A Maui Fire Rescue helicopter made a water drop yesterday to help put out a wildfire near a residential area in Lahaina. CLICK FOR LARGE
Fires char neighbor isles
Officials urge caution on July Fourth as dry conditions prevail
WAILUKU » Major brush fires are erupting on some neighbor islands as dry conditions prevail this summer, making county officials nervous about the prospects of fireworks on the Fourth of July.
"Regardless of whether the fireworks is small or major, conditions are dry, so any carelessness could trigger an incident," Maui County spokeswoman Mahina Martin said. "We're asking residents to keep this in mind."
Major brush fires have already occurred in what is expected to be a very dry summer on the Big Island and in Maui County:

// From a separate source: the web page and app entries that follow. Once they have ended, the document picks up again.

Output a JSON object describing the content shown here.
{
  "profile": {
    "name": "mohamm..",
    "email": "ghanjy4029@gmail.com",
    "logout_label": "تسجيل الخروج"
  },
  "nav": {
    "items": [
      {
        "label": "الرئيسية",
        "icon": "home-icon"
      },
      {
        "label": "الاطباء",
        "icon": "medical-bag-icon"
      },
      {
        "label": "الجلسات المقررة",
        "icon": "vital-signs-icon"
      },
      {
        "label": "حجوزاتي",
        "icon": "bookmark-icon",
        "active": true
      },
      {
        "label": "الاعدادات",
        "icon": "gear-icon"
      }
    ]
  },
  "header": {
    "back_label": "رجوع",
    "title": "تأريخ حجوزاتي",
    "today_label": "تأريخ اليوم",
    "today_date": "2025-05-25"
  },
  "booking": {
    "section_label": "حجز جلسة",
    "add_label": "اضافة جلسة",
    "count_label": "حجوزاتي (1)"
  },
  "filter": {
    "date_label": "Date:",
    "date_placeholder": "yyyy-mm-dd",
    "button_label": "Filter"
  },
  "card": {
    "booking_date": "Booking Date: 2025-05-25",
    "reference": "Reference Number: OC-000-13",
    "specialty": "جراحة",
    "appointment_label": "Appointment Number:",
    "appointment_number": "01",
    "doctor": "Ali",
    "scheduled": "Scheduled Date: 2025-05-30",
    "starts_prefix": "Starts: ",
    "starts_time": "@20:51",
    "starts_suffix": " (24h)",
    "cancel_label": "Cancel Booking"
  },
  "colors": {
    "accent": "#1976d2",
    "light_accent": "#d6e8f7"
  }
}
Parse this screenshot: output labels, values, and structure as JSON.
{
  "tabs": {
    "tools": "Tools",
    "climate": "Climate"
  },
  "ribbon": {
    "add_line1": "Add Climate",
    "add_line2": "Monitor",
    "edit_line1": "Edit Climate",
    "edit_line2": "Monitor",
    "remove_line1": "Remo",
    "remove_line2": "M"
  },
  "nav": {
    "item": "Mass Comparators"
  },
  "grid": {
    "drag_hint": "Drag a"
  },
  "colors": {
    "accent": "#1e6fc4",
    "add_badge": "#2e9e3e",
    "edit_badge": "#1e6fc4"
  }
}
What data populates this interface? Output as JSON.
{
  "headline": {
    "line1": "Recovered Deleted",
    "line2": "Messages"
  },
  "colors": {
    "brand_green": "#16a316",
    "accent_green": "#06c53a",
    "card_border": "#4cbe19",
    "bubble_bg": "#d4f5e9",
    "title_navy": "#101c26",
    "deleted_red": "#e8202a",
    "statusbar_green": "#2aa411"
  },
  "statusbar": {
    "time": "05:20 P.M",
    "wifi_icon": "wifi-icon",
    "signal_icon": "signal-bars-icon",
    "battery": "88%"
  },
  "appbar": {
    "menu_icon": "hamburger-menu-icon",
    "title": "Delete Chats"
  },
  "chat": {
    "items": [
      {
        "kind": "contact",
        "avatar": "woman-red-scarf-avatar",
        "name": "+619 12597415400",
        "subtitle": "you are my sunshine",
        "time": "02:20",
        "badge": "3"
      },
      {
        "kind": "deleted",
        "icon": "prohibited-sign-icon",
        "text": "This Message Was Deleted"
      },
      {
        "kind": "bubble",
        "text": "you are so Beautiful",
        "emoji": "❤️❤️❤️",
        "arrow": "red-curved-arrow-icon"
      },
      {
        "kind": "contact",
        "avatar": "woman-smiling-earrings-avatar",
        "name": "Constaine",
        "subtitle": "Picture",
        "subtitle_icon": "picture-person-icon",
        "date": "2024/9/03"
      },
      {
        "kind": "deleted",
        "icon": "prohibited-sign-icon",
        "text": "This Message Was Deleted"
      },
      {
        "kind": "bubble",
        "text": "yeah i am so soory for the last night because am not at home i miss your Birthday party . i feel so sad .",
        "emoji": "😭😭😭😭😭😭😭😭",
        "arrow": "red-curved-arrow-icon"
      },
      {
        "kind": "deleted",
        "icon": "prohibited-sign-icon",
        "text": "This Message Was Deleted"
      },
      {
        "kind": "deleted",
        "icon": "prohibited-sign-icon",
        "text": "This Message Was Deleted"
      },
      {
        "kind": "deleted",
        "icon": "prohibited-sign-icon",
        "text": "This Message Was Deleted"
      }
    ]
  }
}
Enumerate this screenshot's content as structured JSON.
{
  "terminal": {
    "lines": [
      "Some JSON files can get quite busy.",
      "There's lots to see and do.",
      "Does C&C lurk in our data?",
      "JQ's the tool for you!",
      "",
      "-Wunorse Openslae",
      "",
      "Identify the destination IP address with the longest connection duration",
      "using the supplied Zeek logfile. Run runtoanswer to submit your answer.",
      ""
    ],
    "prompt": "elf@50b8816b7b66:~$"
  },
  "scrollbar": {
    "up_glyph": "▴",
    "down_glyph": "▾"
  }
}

» June 4: 3,000 acres at Kaluakoi in west Molokai
» June 27: 2,600 acres between Olowalu and Launiupoko in west Maui.
» July 1: More than 9,100 acres in Waikoloa, not contained.
» July 3: 180 acres in Lahaina, nearly contained.
Brush fires on the Big Island and Maui were continuing to burn last night, the biggest in Waikoloa, where some 9,139 acres have burned at last report.
On Maui, a brush fire has burned some 180 acres, prompting the evacuation of least 150 people from a homeless shelter and rental project in Lahaina. The homeless-shelter residents returned late yesterday afternoon, with the fire reported to be nearly contained.
More than 80 school-age children at Summer Pals were evacuated from the nearby Lahaina Aquatic Center and walked a couple of blocks makai to spend the day at Kamehameha III Elementary School.
The blaze near the aquatic center is the third brush fire within a week in west Maui.
Summer Pals leader Travis Manuel said youths in the program were standing in line ready to enter the aquatic center when the brush fire flared up.
"It just got bigger," Manuel said.
West Maui residents said they were becoming skeptical when government officials say the fires are nearly contained, especially in view of strong winds.
The largest one, which began in Olowalu last Wednesday, flared up after winds blew in excess of 50 mph. Manuel said several Summer Pals leaders were stranded in the Olowalu fire and had to spend the night as guests at a home in west Maui.
That blaze eventually burned an estimated 2,600 acres and two homes.
"It spread so fast," said Launiupoko resident Joan McKelvey.
Martin said that although the Olowalu fire was contained, fire officials were still monitoring it.
A brush fire burned some 3,000 acres near the Kaluakoi resort in west Molokai in early June.
The brush fires in west Maui have become increasingly disruptive to traffic flowing between Kahului Airport and major resorts in Kaanapali and Kapalua. Last week's brush fire stranded hundreds of visitors, forcing them to stay in emergency shelters at night.
As little rain is predicted until October, county officials here fear conditions are increasing for more brush fires.